The 1110 is rated at up to 16ppm, but even assuming draft 300dpi output – default output is at 600dpi – this seems a bit wishful. We managed just under 10ppm, printing our standard text page and, interestingly, slightly more than this printing the text and graphics page. The 15 x 10cm photo image took 12 seconds, giving an impressive graphic print speed of 5ppm.
The quality of the prints we obtained from the Dell printer was unquestionably good. Text print was very clean and belied the printer’s 600dpi resolution. Business graphics output was also very clean with well reproduced stipples on areas of tint, though some slight banding was also apparent. When it came to the photo print, things weren’t quite as good, though of course this type of output is not what you normally buy a laser printer for. Again there was perceptible banding and even the 600dpi output produced prints where dot stipples were apparent.
The single drum and toner cartridge is the only consumable in the 1110 and comes only from Dell by mail order. The price is therefore fixed at what Dell wants to charge, which in the UK is £46, or £39 ex VAT. Out of interest we went to the US Dell site and checked the cartridge price there. At $65, without local taxes and at current conversion rates, that comes out at £35, so there’s not a lot in it, which is as it should be.

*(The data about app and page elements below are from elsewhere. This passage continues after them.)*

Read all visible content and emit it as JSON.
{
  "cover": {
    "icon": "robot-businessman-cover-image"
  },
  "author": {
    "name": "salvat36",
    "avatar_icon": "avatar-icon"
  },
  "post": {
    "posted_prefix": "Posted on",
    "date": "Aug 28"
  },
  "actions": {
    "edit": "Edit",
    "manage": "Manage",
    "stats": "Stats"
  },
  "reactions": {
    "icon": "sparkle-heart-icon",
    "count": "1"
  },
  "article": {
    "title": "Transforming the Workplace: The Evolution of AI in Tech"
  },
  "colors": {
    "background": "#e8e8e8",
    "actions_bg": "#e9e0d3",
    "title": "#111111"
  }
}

The UK price equates to a cost per page of 2.76p, which is at the high end of the range, but not the top. Dell includes a half-full ‘starter’ toner cartridge with each new 1110, meaning you’ll only get around 1,000 pages at five per cent cover from it, rather than the 2,000 pages you get from each replacement cartridge.
Given the price point of Dell’s 1110, at under £100, it may seem churlish to criticise, but there’s an increasing number of machines pitched into this market. It prints well and is easy to set up, but the lack of a paper cover is awkward, the 1,000 page starter cartridge is cheapskate and running costs are on the high side.